▶ **WHAT THIS TASK INVOLVES**
What you print must match the data line for line.

▶ **PROVIDED DATA**
========
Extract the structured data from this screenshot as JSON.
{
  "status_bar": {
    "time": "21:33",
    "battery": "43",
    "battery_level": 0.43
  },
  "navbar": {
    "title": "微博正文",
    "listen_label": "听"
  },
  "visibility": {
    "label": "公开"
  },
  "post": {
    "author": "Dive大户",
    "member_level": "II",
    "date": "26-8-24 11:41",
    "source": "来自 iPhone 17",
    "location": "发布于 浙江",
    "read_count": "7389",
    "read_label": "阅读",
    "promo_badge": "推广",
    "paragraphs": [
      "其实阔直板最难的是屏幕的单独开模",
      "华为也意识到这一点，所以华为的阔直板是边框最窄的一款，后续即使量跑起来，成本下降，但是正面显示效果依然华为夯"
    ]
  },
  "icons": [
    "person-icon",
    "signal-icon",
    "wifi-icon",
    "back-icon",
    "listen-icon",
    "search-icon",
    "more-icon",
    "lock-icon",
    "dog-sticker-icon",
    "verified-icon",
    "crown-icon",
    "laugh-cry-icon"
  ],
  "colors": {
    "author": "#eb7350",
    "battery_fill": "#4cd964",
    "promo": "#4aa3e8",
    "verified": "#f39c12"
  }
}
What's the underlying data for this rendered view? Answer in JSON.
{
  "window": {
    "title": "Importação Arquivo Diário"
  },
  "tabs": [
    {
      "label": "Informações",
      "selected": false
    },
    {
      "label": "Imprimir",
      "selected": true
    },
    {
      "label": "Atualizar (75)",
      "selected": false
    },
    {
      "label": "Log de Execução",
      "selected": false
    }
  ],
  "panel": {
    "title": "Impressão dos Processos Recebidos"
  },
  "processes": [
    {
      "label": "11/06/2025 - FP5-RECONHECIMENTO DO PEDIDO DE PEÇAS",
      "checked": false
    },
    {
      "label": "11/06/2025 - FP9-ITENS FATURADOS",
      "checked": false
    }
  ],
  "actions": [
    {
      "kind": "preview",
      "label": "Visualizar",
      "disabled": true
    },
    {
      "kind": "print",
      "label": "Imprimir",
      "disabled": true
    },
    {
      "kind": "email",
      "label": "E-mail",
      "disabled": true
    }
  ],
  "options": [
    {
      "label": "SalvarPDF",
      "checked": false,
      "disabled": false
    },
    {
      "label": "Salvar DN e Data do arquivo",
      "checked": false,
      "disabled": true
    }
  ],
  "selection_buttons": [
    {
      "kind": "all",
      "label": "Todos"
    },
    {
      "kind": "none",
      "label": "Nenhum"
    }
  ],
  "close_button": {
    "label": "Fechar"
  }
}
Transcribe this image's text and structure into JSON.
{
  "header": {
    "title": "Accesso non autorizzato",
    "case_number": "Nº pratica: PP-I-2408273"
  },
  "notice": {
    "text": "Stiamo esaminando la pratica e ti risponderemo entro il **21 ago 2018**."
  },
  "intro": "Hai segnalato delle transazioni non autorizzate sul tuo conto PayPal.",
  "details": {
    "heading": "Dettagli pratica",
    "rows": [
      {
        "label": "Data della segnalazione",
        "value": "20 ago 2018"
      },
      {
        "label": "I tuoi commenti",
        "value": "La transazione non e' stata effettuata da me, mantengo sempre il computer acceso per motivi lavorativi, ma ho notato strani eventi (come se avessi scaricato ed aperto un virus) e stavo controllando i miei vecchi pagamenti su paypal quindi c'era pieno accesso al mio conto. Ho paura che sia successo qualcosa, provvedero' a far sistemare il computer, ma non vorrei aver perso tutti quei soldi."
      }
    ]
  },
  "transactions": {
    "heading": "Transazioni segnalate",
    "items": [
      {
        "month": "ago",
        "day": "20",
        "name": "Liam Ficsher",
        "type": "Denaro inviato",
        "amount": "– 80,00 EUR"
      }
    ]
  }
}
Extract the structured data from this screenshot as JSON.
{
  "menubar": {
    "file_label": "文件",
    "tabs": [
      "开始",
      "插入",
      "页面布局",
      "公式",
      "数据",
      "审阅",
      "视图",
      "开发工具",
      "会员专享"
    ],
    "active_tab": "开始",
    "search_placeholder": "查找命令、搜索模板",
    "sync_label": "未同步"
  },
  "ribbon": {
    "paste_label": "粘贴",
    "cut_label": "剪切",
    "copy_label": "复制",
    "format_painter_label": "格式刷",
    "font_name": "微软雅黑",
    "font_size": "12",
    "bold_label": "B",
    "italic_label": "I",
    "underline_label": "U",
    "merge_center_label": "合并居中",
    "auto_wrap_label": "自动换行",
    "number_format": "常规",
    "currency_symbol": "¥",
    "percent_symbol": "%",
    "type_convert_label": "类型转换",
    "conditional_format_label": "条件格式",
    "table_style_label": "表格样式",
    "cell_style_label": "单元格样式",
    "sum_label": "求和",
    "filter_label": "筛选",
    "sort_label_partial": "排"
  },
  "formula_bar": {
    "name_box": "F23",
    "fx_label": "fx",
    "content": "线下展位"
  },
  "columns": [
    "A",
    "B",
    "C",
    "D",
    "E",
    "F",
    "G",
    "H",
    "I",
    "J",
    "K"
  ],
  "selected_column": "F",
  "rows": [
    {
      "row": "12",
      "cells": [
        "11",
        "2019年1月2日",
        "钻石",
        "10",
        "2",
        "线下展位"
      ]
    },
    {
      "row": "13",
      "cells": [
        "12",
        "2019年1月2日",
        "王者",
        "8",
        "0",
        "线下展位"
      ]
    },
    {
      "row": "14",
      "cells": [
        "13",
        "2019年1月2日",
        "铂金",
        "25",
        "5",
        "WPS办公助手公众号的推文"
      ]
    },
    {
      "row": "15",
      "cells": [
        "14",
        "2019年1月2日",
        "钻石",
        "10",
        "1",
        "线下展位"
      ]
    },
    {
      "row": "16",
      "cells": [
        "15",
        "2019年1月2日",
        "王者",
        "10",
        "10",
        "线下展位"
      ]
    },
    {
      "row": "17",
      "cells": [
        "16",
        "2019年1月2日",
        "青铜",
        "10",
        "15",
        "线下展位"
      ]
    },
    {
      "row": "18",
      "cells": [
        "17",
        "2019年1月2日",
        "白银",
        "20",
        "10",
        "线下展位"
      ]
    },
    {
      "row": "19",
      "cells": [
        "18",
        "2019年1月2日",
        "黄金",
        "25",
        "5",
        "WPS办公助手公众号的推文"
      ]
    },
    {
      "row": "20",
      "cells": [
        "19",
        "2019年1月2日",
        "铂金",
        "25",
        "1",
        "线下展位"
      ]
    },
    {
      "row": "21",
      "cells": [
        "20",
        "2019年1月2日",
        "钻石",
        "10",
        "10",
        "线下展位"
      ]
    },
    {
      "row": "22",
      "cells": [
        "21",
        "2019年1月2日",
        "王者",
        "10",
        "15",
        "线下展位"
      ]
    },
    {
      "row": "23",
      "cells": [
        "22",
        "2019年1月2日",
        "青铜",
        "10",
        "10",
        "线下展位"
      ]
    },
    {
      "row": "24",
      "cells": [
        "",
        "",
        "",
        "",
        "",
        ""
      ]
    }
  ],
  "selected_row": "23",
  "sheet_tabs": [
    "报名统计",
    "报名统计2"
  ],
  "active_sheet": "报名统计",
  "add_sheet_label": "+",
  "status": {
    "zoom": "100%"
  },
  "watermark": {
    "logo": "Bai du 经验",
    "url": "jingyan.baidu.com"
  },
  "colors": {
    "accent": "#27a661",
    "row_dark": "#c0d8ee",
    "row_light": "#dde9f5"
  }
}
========
▶ **RESPONSE**
Extract the structured data from this screenshot as JSON.
{
  "status_bar": {
    "time": "21:33",
    "battery": "43",
    "battery_level": 0.43
  },
  "navbar": {
    "title": "微博正文",
    "listen_label": "听"
  },
  "visibility": {
    "label": "公开"
  },
  "post": {
    "author": "Dive大户",
    "member_level": "II",
    "date": "26-8-24 11:41",
    "source": "来自 iPhone 17",
    "location": "发布于 浙江",
    "read_count": "7389",
    "read_label": "阅读",
    "promo_badge": "推广",
    "paragraphs": [
      "其实阔直板最难的是屏幕的单独开模",
      "华为也意识到这一点，所以华为的阔直板是边框最窄的一款，后续即使量跑起来，成本下降，但是正面显示效果依然华为夯"
    ]
  },
  "icons": [
    "person-icon",
    "signal-icon",
    "wifi-icon",
    "back-icon",
    "listen-icon",
    "search-icon",
    "more-icon",
    "lock-icon",
    "dog-sticker-icon",
    "verified-icon",
    "crown-icon",
    "laugh-cry-icon"
  ],
  "colors": {
    "author": "#eb7350",
    "battery_fill": "#4cd964",
    "promo": "#4aa3e8",
    "verified": "#f39c12"
  }
}
What's the underlying data for this rendered view? Answer in JSON.
{
  "window": {
    "title": "Importação Arquivo Diário"
  },
  "tabs": [
    {
      "label": "Informações",
      "selected": false
    },
    {
      "label": "Imprimir",
      "selected": true
    },
    {
      "label": "Atualizar (75)",
      "selected": false
    },
    {
      "label": "Log de Execução",
      "selected": false
    }
  ],
  "panel": {
    "title": "Impressão dos Processos Recebidos"
  },
  "processes": [
    {
      "label": "11/06/2025 - FP5-RECONHECIMENTO DO PEDIDO DE PEÇAS",
      "checked": false
    },
    {
      "label": "11/06/2025 - FP9-ITENS FATURADOS",
      "checked": false
    }
  ],
  "actions": [
    {
      "kind": "preview",
      "label": "Visualizar",
      "disabled": true
    },
    {
      "kind": "print",
      "label": "Imprimir",
      "disabled": true
    },
    {
      "kind": "email",
      "label": "E-mail",
      "disabled": true
    }
  ],
  "options": [
    {
      "label": "SalvarPDF",
      "checked": false,
      "disabled": false
    },
    {
      "label": "Salvar DN e Data do arquivo",
      "checked": false,
      "disabled": true
    }
  ],
  "selection_buttons": [
    {
      "kind": "all",
      "label": "Todos"
    },
    {
      "kind": "none",
      "label": "Nenhum"
    }
  ],
  "close_button": {
    "label": "Fechar"
  }
}
Transcribe this image's text and structure into JSON.
{
  "header": {
    "title": "Accesso non autorizzato",
    "case_number": "Nº pratica: PP-I-2408273"
  },
  "notice": {
    "text": "Stiamo esaminando la pratica e ti risponderemo entro il **21 ago 2018**."
  },
  "intro": "Hai segnalato delle transazioni non autorizzate sul tuo conto PayPal.",
  "details": {
    "heading": "Dettagli pratica",
    "rows": [
      {
        "label": "Data della segnalazione",
        "value": "20 ago 2018"
      },
      {
        "label": "I tuoi commenti",
        "value": "La transazione non e' stata effettuata da me, mantengo sempre il computer acceso per motivi lavorativi, ma ho notato strani eventi (come se avessi scaricato ed aperto un virus) e stavo controllando i miei vecchi pagamenti su paypal quindi c'era pieno accesso al mio conto. Ho paura che sia successo qualcosa, provvedero' a far sistemare il computer, ma non vorrei aver perso tutti quei soldi."
      }
    ]
  },
  "transactions": {
    "heading": "Transazioni segnalate",
    "items": [
      {
        "month": "ago",
        "day": "20",
        "name": "Liam Ficsher",
        "type": "Denaro inviato",
        "amount": "– 80,00 EUR"
      }
    ]
  }
}
Extract the structured data from this screenshot as JSON.
{
  "menubar": {
    "file_label": "文件",
    "tabs": [
      "开始",
      "插入",
      "页面布局",
      "公式",
      "数据",
      "审阅",
      "视图",
      "开发工具",
      "会员专享"
    ],
    "active_tab": "开始",
    "search_placeholder": "查找命令、搜索模板",
    "sync_label": "未同步"
  },
  "ribbon": {
    "paste_label": "粘贴",
    "cut_label": "剪切",
    "copy_label": "复制",
    "format_painter_label": "格式刷",
    "font_name": "微软雅黑",
    "font_size": "12",
    "bold_label": "B",
    "italic_label": "I",
    "underline_label": "U",
    "merge_center_label": "合并居中",
    "auto_wrap_label": "自动换行",
    "number_format": "常规",
    "currency_symbol": "¥",
    "percent_symbol": "%",
    "type_convert_label": "类型转换",
    "conditional_format_label": "条件格式",
    "table_style_label": "表格样式",
    "cell_style_label": "单元格样式",
    "sum_label": "求和",
    "filter_label": "筛选",
    "sort_label_partial": "排"
  },
  "formula_bar": {
    "name_box": "F23",
    "fx_label": "fx",
    "content": "线下展位"
  },
  "columns": [
    "A",
    "B",
    "C",
    "D",
    "E",
    "F",
    "G",
    "H",
    "I",
    "J",
    "K"
  ],
  "selected_column": "F",
  "rows": [
    {
      "row": "12",
      "cells": [
        "11",
        "2019年1月2日",
        "钻石",
        "10",
        "2",
        "线下展位"
      ]
    },
    {
      "row": "13",
      "cells": [
        "12",
        "2019年1月2日",
        "王者",
        "8",
        "0",
        "线下展位"
      ]
    },
    {
      "row": "14",
      "cells": [
        "13",
        "2019年1月2日",
        "铂金",
        "25",
        "5",
        "WPS办公助手公众号的推文"
      ]
    },
    {
      "row": "15",
      "cells": [
        "14",
        "2019年1月2日",
        "钻石",
        "10",
        "1",
        "线下展位"
      ]
    },
    {
      "row": "16",
      "cells": [
        "15",
        "2019年1月2日",
        "王者",
        "10",
        "10",
        "线下展位"
      ]
    },
    {
      "row": "17",
      "cells": [
        "16",
        "2019年1月2日",
        "青铜",
        "10",
        "15",
        "线下展位"
      ]
    },
    {
      "row": "18",
      "cells": [
        "17",
        "2019年1月2日",
        "白银",
        "20",
        "10",
        "线下展位"
      ]
    },
    {
      "row": "19",
      "cells": [
        "18",
        "2019年1月2日",
        "黄金",
        "25",
        "5",
        "WPS办公助手公众号的推文"
      ]
    },
    {
      "row": "20",
      "cells": [
        "19",
        "2019年1月2日",
        "铂金",
        "25",
        "1",
        "线下展位"
      ]
    },
    {
      "row": "21",
      "cells": [
        "20",
        "2019年1月2日",
        "钻石",
        "10",
        "10",
        "线下展位"
      ]
    },
    {
      "row": "22",
      "cells": [
        "21",
        "2019年1月2日",
        "王者",
        "10",
        "15",
        "线下展位"
      ]
    },
    {
      "row": "23",
      "cells": [
        "22",
        "2019年1月2日",
        "青铜",
        "10",
        "10",
        "线下展位"
      ]
    },
    {
      "row": "24",
      "cells": [
        "",
        "",
        "",
        "",
        "",
        ""
      ]
    }
  ],
  "selected_row": "23",
  "sheet_tabs": [
    "报名统计",
    "报名统计2"
  ],
  "active_sheet": "报名统计",
  "add_sheet_label": "+",
  "status": {
    "zoom": "100%"
  },
  "watermark": {
    "logo": "Bai du 经验",
    "url": "jingyan.baidu.com"
  },
  "colors": {
    "accent": "#27a661",
    "row_dark": "#c0d8ee",
    "row_light": "#dde9f5"
  }
}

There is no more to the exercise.